Extracted data entries

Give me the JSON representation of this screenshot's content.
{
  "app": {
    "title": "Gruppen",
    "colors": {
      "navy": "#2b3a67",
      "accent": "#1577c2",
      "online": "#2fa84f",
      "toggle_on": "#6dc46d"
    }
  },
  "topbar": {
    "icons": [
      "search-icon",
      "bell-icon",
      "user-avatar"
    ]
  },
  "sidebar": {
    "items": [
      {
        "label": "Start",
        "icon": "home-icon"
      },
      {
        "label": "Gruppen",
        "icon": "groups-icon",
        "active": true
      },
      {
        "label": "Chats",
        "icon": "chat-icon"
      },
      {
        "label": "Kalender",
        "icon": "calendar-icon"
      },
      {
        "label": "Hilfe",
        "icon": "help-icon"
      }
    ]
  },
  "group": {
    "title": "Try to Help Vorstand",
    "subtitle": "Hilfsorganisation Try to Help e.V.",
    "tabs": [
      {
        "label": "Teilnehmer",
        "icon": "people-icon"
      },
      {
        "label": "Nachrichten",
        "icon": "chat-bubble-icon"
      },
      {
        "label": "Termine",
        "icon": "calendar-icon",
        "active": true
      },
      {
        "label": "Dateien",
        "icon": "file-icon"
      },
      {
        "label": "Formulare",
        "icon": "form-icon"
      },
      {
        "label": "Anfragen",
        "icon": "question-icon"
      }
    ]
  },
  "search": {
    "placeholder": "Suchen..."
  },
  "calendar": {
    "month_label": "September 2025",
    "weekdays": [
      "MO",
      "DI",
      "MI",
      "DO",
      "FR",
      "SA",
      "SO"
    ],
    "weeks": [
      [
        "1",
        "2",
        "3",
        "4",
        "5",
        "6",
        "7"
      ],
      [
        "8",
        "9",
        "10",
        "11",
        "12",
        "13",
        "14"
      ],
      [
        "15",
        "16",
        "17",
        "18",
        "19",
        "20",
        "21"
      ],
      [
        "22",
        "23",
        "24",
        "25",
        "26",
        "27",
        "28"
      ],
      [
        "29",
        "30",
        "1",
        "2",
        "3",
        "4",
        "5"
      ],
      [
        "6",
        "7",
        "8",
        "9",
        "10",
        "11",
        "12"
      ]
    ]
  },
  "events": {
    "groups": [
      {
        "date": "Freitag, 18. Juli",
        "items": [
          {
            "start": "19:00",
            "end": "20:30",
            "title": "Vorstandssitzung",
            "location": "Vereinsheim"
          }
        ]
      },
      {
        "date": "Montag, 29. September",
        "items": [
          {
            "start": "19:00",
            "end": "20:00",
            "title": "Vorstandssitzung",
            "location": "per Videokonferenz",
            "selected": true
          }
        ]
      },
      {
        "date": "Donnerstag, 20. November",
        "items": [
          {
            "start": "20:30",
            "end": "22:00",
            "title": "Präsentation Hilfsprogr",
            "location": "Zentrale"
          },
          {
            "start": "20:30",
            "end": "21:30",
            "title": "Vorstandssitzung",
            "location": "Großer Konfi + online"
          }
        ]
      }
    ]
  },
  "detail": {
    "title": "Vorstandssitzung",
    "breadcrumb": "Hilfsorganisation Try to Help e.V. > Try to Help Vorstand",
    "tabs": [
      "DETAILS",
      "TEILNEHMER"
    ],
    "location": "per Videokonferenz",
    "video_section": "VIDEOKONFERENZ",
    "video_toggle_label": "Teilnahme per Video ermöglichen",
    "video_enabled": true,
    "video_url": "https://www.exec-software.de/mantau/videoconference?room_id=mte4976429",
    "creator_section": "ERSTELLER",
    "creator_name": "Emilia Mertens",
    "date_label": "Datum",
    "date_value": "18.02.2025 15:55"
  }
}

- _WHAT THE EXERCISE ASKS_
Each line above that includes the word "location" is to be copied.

- _RESPONSE_
            "location": "Vereinsheim"
            "location": "per Videokonferenz",
            "location": "Zentrale"
            "location": "Großer Konfi + online"
    "location": "per Videokonferenz",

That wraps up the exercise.